	lastResult := ops.DoOneLastThing(secondResult)
	ops.ProcessResult(lastResult)
	
	return ops.Err()
}

This gives us the ability to write a function with the happy-path clearly shown while still maintaining best practices around error handling.

As nice as this is, the one downside is that this type is specific to the set of operations that we need to deal with. If this is the only function that needs to perform these operations, then the additional maintenance overhead might not offset the nicer API that this gives you. But if you find yourself writing out this sequence of operations in a variety of different ways, it may be worth your while to consider this approach.

To Be Continued
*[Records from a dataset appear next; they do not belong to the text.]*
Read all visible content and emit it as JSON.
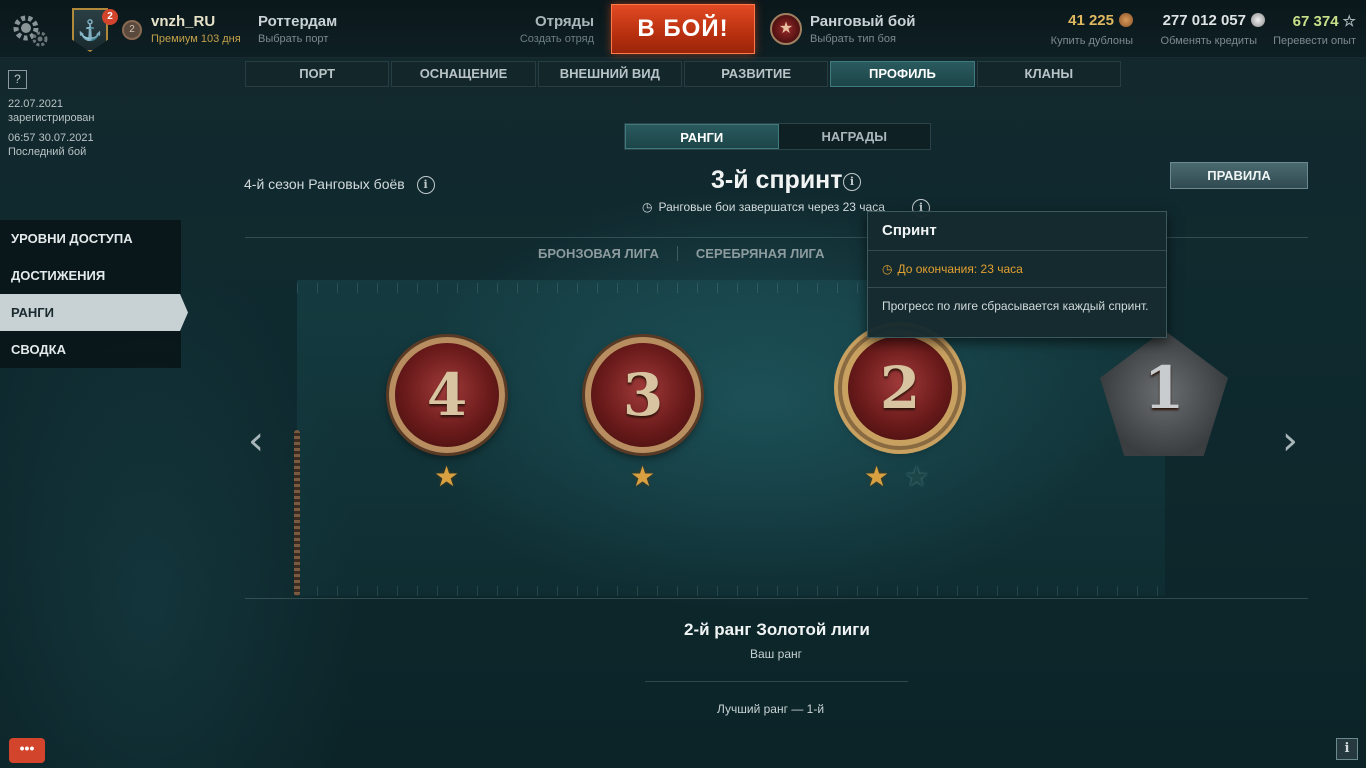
{
  "topbar": {
    "player": {
      "nickname": "vnzh_RU",
      "premium": "Премиум 103 дня",
      "notifications": "2",
      "level": "2"
    },
    "port": {
      "label": "Роттердам",
      "sub": "Выбрать порт"
    },
    "squads": {
      "label": "Отряды",
      "sub": "Создать отряд"
    },
    "battle_button": "В БОЙ!",
    "mode": {
      "label": "Ранговый бой",
      "sub": "Выбрать тип боя"
    },
    "currencies": [
      {
        "value": "41 225",
        "sub": "Купить дублоны",
        "color": "#e0b860"
      },
      {
        "value": "277 012 057",
        "sub": "Обменять кредиты",
        "color": "#dde3e4"
      },
      {
        "value": "67 374",
        "sub": "Перевести опыт",
        "color": "#c8e08a"
      }
    ]
  },
  "main_nav": {
    "tabs": [
      {
        "label": "ПОРТ"
      },
      {
        "label": "ОСНАЩЕНИЕ"
      },
      {
        "label": "ВНЕШНИЙ ВИД"
      },
      {
        "label": "РАЗВИТИЕ"
      },
      {
        "label": "ПРОФИЛЬ",
        "active": true
      },
      {
        "label": "КЛАНЫ"
      }
    ]
  },
  "sidebar": {
    "help": "?",
    "registered_date": "22.07.2021",
    "registered_label": "зарегистрирован",
    "last_battle_date": "06:57  30.07.2021",
    "last_battle_label": "Последний бой",
    "items": [
      {
        "label": "УРОВНИ ДОСТУПА"
      },
      {
        "label": "ДОСТИЖЕНИЯ"
      },
      {
        "label": "РАНГИ",
        "active": true
      },
      {
        "label": "СВОДКА"
      }
    ]
  },
  "content": {
    "subtabs": [
      {
        "label": "РАНГИ",
        "active": true
      },
      {
        "label": "НАГРАДЫ"
      }
    ],
    "season": "4-й сезон Ранговых боёв",
    "sprint_title": "3-й спринт",
    "timer": "Ранговые бои завершатся через 23 часа",
    "rules_button": "ПРАВИЛА",
    "leagues": [
      "БРОНЗОВАЯ ЛИГА",
      "СЕРЕБРЯНАЯ ЛИГА"
    ],
    "ranks": [
      {
        "number": "4",
        "stars_earned": 1,
        "stars_total": 1,
        "style": "bronze"
      },
      {
        "number": "3",
        "stars_earned": 1,
        "stars_total": 1,
        "style": "bronze"
      },
      {
        "number": "2",
        "stars_earned": 1,
        "stars_total": 2,
        "style": "gold"
      },
      {
        "number": "1",
        "stars_earned": 0,
        "stars_total": 0,
        "style": "silver"
      }
    ],
    "current_rank": "2-й ранг Золотой лиги",
    "current_rank_label": "Ваш ранг",
    "best_rank": "Лучший ранг — 1-й"
  },
  "tooltip": {
    "title": "Спринт",
    "remaining": "До окончания: 23 часа",
    "description": "Прогресс по лиге сбрасывается каждый спринт."
  },
  "footer": {
    "chat": "•••",
    "info": "i"
  }
}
It’s very likely that this topic may be revisited as the Go language evolves. With the design of type parameters imminent, and discussions around adding language features to make error handling nicer in general, additional options may become possible down the line. But for now, these are the options that seem like current viable alternatives to the function-call-then-if-block pattern seen in a lot of Go code.


  1. For brevity, I’ll be referring to the functions doFirstThing, doSecondThing and doOneLastThing collectively as the “do functions”. ↩︎

  2. An example of this in the standard library is the template.Must() function. ↩︎